Now, Venal Flesh offer up a fresh take on the style. The D.C. three-piece’s debut full-length, Worshiping at the Altar of Artifice, works under no pretensions from the opening track onward; this is distorted, pacey and melodic dance-floor punishment, replete with breath-stealing kicks and hooky lyrics. As a stock formula, it serves the band well as an opening salvo and crops up a number of times throughout, such as on ‘Curette’, ‘Emulgent Disfigurement’, and ‘Perdition’, forming a recognisable and reliable backbone of solidly accessible tracks.
Happily, not every track is a basic club scorcher as the band show their real strength (and, I suspect, potential for longevity) in their more mid-paced and melodically complex tracks.
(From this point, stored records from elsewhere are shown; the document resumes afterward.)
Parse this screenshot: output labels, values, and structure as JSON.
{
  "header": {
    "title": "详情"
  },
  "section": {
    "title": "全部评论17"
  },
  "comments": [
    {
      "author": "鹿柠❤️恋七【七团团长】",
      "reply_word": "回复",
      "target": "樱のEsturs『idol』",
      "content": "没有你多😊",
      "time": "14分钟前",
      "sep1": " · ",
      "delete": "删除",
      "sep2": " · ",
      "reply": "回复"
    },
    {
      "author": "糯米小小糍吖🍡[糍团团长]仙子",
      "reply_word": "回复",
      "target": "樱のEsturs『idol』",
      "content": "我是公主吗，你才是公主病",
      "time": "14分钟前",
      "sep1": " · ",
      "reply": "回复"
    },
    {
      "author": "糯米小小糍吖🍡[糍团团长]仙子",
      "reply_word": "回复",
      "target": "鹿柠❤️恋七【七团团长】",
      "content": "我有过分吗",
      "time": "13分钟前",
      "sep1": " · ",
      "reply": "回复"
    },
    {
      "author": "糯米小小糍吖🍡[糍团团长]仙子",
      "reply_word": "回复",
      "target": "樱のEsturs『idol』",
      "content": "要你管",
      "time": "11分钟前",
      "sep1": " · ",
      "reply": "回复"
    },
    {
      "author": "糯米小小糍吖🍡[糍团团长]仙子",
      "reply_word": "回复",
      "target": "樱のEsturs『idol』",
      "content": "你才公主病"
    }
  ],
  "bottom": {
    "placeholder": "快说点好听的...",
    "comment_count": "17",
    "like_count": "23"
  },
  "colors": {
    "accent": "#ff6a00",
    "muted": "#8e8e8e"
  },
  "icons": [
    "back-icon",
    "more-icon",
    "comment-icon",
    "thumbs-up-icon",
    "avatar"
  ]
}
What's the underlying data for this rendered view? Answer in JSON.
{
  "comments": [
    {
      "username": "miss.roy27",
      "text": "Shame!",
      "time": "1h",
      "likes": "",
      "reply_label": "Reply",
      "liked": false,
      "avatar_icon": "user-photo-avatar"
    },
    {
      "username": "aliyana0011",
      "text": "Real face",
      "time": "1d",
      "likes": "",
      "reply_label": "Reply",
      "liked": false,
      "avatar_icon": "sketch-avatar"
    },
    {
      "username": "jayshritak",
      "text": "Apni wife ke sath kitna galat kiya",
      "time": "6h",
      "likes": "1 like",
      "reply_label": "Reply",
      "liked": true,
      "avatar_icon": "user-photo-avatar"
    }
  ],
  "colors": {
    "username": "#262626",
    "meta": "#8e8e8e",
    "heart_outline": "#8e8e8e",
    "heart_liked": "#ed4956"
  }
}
Take the surprisingly lilting electronica of ‘Black Prism’—an early relief and refreshment which allows the group to show that they’re here for more than club fodder while providing one of their most insidiously infecting melodies. Other tracks, especially in the second half, proffer a recognisably (almost nostalgic) 90s EBM/electronica sound, really indulging in the evocative juxtaposition of doleful choral synths against a relentlessly marching back beat. This is science-fiction funk: bleak and furious but never too far from its rhythmic mission statement. At best, it evokes the heavy atmospherics of Hard Wired-era Front Line Assembly or the dystopian dreamworlds of Future Sound of London circa Accelerator/Lifeforms; at worst, they remind you of how deft an art those bands made of sampling and how this can only exist in their shadow.
Nonetheless, the overall effect is stunning. Melodies err on the right-side of insistent without straying into nagging or bland, lyrics emerge out of the acid-blast vocals just enough to add bite to the beats and dynamics are managed well, respite and relief being granted at strategic points throughout. For example, just as the late-album sag approaches, Venal Flesh wisely throw in the hauntingly robust ‘Needles’—a glacial New Beat monster which lifts the final section of Worshiping at the Altar of Artifice before disinterest can set in.
For those of you who grew tired of the narrow-minded formula aggrotech/terror EBM/hellektro/torture-funk (that last one’s mine) settled into after such a promising start won’t find anything necessarily new here other than a refreshed style ably executed by a younger generation—a generation with the benefit of hindsight, who’ve cleared the wreckage and salvaged the staid and tired into something enjoyable again.
01) Cortege of Impure Flesh
02) Grotesque (Self-Portrait)
03) Emulgent Disfigurement
06) Servant of the Scalpel
08) A Fire Infolding Itself
09) Perdition (Feat. Lexincrypt)
10) The Black Prism